- **WHAT IS BEING ASKED**:
Compute how many lines in the records below contain the string "loses" and give that number without other output.

- **DATA PROVIDED**:
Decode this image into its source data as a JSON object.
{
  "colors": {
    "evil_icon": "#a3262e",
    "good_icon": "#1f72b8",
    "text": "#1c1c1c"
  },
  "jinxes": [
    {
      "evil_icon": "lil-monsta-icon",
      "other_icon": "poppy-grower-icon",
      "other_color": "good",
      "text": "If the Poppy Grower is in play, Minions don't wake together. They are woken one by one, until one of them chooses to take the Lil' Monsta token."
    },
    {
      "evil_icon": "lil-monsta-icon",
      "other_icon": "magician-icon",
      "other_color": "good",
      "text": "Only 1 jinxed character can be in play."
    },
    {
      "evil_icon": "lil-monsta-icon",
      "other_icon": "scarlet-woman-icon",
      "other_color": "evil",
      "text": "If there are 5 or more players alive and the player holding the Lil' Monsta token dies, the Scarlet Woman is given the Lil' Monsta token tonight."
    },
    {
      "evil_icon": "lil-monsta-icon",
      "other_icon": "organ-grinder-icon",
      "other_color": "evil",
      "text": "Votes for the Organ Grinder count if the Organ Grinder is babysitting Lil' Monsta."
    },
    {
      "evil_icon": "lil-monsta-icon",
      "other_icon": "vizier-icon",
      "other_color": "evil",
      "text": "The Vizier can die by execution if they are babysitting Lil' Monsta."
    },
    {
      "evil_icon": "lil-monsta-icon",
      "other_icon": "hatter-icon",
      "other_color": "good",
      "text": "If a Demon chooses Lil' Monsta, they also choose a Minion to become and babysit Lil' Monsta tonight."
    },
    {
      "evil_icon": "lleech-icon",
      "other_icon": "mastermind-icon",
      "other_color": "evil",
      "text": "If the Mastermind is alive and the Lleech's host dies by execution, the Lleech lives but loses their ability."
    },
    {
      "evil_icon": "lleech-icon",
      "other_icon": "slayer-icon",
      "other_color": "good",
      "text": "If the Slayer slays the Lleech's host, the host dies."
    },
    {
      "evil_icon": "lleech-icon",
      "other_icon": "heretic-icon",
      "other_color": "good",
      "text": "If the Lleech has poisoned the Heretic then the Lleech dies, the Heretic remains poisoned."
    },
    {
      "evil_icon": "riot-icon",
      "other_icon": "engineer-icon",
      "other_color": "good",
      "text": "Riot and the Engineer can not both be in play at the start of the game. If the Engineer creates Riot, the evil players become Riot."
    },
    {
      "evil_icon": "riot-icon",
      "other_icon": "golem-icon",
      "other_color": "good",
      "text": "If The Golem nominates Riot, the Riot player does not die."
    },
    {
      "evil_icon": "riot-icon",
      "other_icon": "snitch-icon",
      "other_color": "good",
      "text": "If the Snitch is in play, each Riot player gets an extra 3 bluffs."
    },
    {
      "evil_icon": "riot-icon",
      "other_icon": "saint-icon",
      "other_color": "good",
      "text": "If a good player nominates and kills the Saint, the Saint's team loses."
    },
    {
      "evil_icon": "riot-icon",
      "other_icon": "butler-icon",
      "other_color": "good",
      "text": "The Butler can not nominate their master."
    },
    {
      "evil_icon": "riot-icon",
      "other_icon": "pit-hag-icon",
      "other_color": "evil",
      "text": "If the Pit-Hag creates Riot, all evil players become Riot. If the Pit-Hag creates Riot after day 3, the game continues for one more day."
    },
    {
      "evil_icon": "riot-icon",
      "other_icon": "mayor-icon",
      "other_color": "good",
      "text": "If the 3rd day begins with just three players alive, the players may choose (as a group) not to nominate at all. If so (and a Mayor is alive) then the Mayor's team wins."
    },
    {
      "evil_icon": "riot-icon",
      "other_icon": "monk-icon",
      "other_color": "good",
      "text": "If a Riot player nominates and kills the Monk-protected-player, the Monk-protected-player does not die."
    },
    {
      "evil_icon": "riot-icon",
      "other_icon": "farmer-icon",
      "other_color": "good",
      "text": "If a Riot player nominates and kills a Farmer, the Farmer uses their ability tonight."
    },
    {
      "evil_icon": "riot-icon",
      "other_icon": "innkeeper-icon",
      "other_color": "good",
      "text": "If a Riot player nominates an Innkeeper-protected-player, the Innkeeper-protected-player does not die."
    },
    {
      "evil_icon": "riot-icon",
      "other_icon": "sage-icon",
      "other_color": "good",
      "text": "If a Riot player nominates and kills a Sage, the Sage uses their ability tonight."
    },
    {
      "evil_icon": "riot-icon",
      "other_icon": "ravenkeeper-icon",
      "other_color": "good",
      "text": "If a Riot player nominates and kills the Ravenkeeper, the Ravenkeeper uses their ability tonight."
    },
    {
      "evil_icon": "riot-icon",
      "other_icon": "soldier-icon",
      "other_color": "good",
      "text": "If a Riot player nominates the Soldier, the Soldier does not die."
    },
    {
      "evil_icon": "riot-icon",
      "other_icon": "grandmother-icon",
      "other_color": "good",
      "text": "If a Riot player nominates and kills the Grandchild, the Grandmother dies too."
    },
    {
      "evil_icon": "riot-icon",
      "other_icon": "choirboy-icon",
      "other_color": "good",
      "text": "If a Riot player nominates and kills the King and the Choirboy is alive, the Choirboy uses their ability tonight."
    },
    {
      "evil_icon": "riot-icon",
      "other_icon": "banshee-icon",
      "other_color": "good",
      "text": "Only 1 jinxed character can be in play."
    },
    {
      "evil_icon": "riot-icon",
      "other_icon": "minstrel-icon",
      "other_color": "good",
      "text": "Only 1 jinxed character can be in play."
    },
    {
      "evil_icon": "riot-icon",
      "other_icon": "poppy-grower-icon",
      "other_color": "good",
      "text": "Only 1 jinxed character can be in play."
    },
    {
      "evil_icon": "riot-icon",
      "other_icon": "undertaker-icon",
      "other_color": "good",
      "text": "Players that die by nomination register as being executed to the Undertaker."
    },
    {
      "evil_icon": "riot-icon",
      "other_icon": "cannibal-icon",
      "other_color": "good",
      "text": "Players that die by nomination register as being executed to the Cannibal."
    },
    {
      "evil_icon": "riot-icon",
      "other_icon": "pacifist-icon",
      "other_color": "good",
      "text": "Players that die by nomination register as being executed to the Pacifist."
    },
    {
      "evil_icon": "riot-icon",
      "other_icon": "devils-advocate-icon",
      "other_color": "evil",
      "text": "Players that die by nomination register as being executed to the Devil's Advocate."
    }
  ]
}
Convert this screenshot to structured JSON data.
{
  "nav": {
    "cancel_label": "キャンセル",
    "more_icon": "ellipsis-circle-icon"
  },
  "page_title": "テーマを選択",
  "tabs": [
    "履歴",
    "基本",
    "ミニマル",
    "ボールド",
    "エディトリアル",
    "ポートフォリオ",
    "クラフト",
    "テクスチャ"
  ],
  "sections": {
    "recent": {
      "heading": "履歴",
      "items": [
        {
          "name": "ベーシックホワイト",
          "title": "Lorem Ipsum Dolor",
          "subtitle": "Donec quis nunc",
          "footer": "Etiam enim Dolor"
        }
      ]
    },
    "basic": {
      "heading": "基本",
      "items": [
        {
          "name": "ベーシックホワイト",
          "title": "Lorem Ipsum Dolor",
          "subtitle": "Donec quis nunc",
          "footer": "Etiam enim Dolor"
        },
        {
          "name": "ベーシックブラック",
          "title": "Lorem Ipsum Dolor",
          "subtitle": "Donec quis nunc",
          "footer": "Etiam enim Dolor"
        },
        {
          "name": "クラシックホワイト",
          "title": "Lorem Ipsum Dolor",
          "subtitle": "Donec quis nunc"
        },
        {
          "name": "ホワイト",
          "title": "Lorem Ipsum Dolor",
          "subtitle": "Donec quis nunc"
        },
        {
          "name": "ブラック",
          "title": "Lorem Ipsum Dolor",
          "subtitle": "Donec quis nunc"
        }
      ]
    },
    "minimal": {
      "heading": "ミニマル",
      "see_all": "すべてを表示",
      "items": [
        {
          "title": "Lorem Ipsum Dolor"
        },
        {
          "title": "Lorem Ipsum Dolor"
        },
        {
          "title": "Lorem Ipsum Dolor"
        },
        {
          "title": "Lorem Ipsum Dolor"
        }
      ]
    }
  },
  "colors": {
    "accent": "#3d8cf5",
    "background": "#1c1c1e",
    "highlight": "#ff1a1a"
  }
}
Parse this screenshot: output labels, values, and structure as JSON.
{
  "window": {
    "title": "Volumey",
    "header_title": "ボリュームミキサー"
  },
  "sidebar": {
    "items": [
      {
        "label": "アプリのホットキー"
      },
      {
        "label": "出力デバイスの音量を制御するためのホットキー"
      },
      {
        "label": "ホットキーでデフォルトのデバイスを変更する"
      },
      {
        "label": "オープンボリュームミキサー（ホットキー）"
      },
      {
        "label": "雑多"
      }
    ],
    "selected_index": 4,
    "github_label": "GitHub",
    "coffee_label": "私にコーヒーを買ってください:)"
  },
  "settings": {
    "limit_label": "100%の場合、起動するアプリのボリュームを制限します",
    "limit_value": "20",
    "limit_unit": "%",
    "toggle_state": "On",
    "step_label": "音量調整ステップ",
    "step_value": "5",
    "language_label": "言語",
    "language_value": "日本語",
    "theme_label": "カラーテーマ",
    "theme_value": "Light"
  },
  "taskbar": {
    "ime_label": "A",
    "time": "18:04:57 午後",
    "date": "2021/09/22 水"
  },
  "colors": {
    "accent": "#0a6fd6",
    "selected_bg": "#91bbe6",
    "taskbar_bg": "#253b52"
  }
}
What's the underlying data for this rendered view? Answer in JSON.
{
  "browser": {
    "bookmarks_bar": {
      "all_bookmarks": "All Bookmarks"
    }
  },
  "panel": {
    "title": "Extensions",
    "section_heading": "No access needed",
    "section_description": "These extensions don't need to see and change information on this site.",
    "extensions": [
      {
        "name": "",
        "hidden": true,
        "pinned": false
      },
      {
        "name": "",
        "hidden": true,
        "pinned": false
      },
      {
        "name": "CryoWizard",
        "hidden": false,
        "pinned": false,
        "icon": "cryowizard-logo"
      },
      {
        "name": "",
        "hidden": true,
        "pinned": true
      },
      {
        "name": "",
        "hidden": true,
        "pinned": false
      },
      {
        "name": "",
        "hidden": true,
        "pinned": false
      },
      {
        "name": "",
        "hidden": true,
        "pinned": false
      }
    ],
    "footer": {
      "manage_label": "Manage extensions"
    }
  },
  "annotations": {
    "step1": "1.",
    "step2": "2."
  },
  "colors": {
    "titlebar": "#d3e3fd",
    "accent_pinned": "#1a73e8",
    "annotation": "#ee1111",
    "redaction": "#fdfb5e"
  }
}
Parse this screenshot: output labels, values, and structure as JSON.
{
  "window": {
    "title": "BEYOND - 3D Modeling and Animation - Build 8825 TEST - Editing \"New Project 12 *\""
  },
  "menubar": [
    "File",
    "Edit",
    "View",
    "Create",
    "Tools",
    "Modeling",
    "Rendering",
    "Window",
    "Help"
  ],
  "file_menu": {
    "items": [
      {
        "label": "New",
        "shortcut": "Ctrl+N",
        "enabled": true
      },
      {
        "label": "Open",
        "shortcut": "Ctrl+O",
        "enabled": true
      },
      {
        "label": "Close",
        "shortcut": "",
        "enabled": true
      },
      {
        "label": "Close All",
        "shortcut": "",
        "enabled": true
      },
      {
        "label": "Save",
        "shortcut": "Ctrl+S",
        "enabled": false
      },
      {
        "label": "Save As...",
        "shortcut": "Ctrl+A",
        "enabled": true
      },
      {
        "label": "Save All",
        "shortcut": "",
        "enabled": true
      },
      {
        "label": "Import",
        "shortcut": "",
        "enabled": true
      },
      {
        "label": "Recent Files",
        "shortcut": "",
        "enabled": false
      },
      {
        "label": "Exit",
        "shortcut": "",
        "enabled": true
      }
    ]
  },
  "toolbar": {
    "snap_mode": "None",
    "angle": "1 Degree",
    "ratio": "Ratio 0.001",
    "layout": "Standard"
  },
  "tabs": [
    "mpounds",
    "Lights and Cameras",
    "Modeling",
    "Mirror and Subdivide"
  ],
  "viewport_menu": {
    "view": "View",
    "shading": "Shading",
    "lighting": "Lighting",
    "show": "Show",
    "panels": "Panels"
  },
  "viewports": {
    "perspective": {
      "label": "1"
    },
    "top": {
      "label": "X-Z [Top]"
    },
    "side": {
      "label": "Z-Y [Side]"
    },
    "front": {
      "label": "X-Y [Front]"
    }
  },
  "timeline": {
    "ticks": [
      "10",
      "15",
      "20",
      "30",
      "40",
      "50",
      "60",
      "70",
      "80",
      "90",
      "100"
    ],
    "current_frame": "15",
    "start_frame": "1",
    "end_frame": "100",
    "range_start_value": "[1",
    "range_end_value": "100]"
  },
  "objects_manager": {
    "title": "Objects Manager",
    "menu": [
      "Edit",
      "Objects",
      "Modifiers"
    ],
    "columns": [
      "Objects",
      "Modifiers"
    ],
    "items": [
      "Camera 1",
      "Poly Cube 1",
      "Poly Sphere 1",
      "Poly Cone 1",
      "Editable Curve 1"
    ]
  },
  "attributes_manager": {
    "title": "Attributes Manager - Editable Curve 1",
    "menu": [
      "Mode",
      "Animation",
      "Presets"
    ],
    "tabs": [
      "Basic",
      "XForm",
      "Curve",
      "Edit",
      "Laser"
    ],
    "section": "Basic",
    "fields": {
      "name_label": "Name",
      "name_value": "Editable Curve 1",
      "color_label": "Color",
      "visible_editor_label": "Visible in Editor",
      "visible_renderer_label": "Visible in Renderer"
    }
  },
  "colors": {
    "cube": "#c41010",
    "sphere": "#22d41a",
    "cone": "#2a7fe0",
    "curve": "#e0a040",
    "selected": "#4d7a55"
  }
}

- **REPLY**:
2